On Sunday, during the Toyota NHRA Nationals on The Strip at Las Vegas Motor Speedway, the series declared it had changed its mind; all 24 races will accommodate 16 cars and drivers next year. The series cited “a collaborative and productive meeting with several Pro Stock drivers and teams.” The group discussed a few initiatives that could serve as alternatives to NHRA’s previous decision to run eight-car fields at those nine events, all in mid-season.
To keep the category healthy, NHRA and its Pro Stock competitors are discussing the possibility of a new engine platform, one that NHRA’s tech department is currently evaluating. “NHRA will continue to work with Pro Stock teams and manufacturers this year, carefully evaluating key metrics and supporting initiates to generate interest” in the class. There were 20 Pro Stock entries at Las Vegas, all vying for 16 spots in Sunday eliminations.
“We all share a common goal to make the Pro Stock category grow,” said Peter Clifford, NHRA president. “It’s exciting to see that the teams came to us with collaborative ideas and started an open dialogue that resulted in new solutions.”
Unfortunately, they’re not discussing anything further concerning those Pro Stock initiatives.
At the same time, NHRA has decided to mandate 40-degree headers for its Funny Car class next year, when most competitors are using 50+ degree settings. While some competitors say it won’t change how the cars run, others aren’t so sure. One crew chief noted the laid-back headers that have recently come into vogue actually serve as a propulsion device and allow the crew chiefs and tuners to apply added front downforce through ballast, as the current settings tend to reduce downforce to the front of the car.
Because of this increased front downforce with the laid-back headers, the rear tire doesn’t suffer as badly as it will when the 40-degree header is mandated. It might take a while, but most tuners agree they’ll be back to the times and speeds they currently achieve in the 1,000-foot floppers – however, it’s going to be more brutal on engine parts and on tires.
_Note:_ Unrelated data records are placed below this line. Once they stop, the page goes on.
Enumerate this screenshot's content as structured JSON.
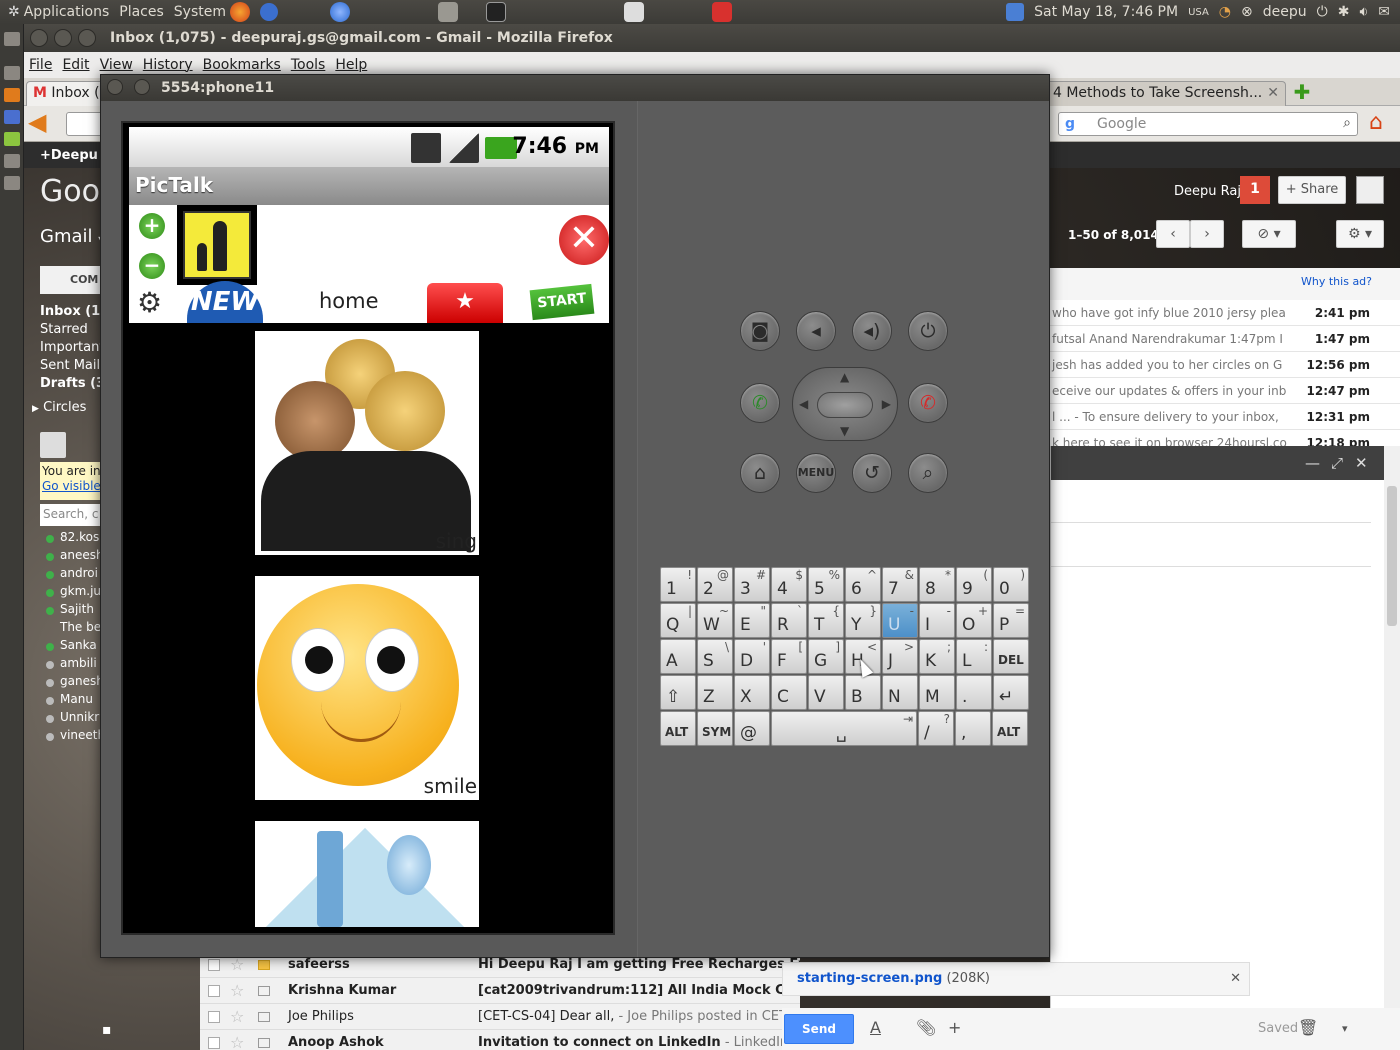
{
  "panel": {
    "menus": [
      "Applications",
      "Places",
      "System"
    ],
    "datetime": "Sat May 18,  7:46 PM",
    "keyboard_layout": "USA",
    "user": "deepu"
  },
  "firefox": {
    "window_title": "Inbox (1,075) - deepuraj.gs@gmail.com - Gmail - Mozilla Firefox",
    "menu": [
      "File",
      "Edit",
      "View",
      "History",
      "Bookmarks",
      "Tools",
      "Help"
    ],
    "tabs": [
      {
        "label": "Inbox (1"
      },
      {
        "label": "4 Methods to Take Screensh..."
      }
    ],
    "search_placeholder": "Google"
  },
  "gmail": {
    "topbar_user": "+Deepu",
    "logo": "Goog",
    "title": "Gmail",
    "compose": "COM",
    "labels": [
      "Inbox (1,0",
      "Starred",
      "Important",
      "Sent Mail",
      "Drafts (30"
    ],
    "circles": "Circles",
    "invisible_notice": "You are in",
    "invisible_link": "Go visible",
    "search_people": "Search, c",
    "chat": [
      {
        "name": "82.kos",
        "color": "#3fb14a"
      },
      {
        "name": "aneesh",
        "color": "#3fb14a"
      },
      {
        "name": "androi",
        "color": "#3fb14a"
      },
      {
        "name": "gkm.ju",
        "color": "#3fb14a"
      },
      {
        "name": "Sajith",
        "color": "#3fb14a"
      },
      {
        "name": "The be",
        "color": "transparent"
      },
      {
        "name": "Sanka",
        "color": "#3fb14a"
      },
      {
        "name": "ambili",
        "color": "#bbbbbb"
      },
      {
        "name": "ganesh",
        "color": "#bbbbbb"
      },
      {
        "name": "Manu",
        "color": "#bbbbbb"
      },
      {
        "name": "Unnikr",
        "color": "#bbbbbb"
      },
      {
        "name": "vineeth",
        "color": "#bbbbbb"
      }
    ],
    "user_name": "Deepu Raj",
    "notification_count": "1",
    "share": "+ Share",
    "pager_range": "1–50 of 8,014",
    "ad_link": "Why this ad?",
    "mails": [
      {
        "snippet": "who have got infy blue 2010 jersy plea",
        "time": "2:41 pm"
      },
      {
        "snippet": "futsal Anand Narendrakumar 1:47pm I",
        "time": "1:47 pm"
      },
      {
        "snippet": "jesh has added you to her circles on G",
        "time": "12:56 pm"
      },
      {
        "snippet": "eceive our updates & offers in your inb",
        "time": "12:47 pm"
      },
      {
        "snippet": "l ... - To ensure delivery to your inbox,",
        "time": "12:31 pm"
      },
      {
        "snippet": "k here to see it on browser 24hoursl.co",
        "time": "12:18 pm"
      }
    ],
    "bottom_list": [
      {
        "from": "safeerss",
        "subject": "Hi Deepu Raj I am getting Free Recharges Every",
        "snippet": ""
      },
      {
        "from": "Krishna Kumar",
        "subject": "[cat2009trivandrum:112] All India Mock CATs fror",
        "snippet": ""
      },
      {
        "from": "Joe Philips",
        "subject": "[CET-CS-04] Dear all,",
        "snippet": " - Joe Philips posted in CET-C"
      },
      {
        "from": "Anoop Ashok",
        "subject": "Invitation to connect on LinkedIn",
        "snippet": " - LinkedIn Logo"
      }
    ],
    "attachment_name": "starting-screen.png",
    "attachment_size": "(208K)",
    "send": "Send",
    "saved": "Saved"
  },
  "emulator": {
    "title": "5554:phone11",
    "clock": "7:46",
    "clock_suffix": "PM",
    "app_title": "PicTalk",
    "new_badge": "NEW",
    "home_label": "home",
    "start_label": "START",
    "cards": [
      {
        "label": "sing"
      },
      {
        "label": "smile"
      },
      {
        "label": ""
      }
    ],
    "menu_label": "MENU",
    "keyboard": {
      "row1": [
        [
          "1",
          "!"
        ],
        [
          "2",
          "@"
        ],
        [
          "3",
          "#"
        ],
        [
          "4",
          "$"
        ],
        [
          "5",
          "%"
        ],
        [
          "6",
          "^"
        ],
        [
          "7",
          "&"
        ],
        [
          "8",
          "*"
        ],
        [
          "9",
          "("
        ],
        [
          "0",
          ")"
        ]
      ],
      "row2": [
        [
          "Q",
          "|"
        ],
        [
          "W",
          "~"
        ],
        [
          "E",
          "\""
        ],
        [
          "R",
          "`"
        ],
        [
          "T",
          "{"
        ],
        [
          "Y",
          "}"
        ],
        [
          "U",
          "-"
        ],
        [
          "I",
          "-"
        ],
        [
          "O",
          "+"
        ],
        [
          "P",
          "="
        ]
      ],
      "row3": [
        [
          "A",
          ""
        ],
        [
          "S",
          "\\"
        ],
        [
          "D",
          "'"
        ],
        [
          "F",
          "["
        ],
        [
          "G",
          "]"
        ],
        [
          "H",
          "<"
        ],
        [
          "J",
          ">"
        ],
        [
          "K",
          ";"
        ],
        [
          "L",
          ":"
        ],
        [
          "DEL",
          ""
        ]
      ],
      "row4": [
        [
          "⇧",
          ""
        ],
        [
          "Z",
          ""
        ],
        [
          "X",
          ""
        ],
        [
          "C",
          ""
        ],
        [
          "V",
          ""
        ],
        [
          "B",
          ""
        ],
        [
          "N",
          ""
        ],
        [
          "M",
          ""
        ],
        [
          ".",
          ""
        ],
        [
          "↵",
          ""
        ]
      ],
      "row5_alt": "ALT",
      "row5_sym": "SYM",
      "row5_at": "@",
      "row5_space": "␣",
      "row5_slash": "/",
      "row5_q": "?",
      "row5_comma": ","
    }
  }
}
Sure, they might not burn the body wraps as much as they do now; 40-degree headers might also make the cars a bit easier to drive. The change might even stop the wheel-stands we’ve seen throughout this summer that have hurt some chassis – and consequently budgets – but tuners and crew chiefs don’t think it’s in the series’ best interest to continue to take away performance from a sport that thrives on innovation.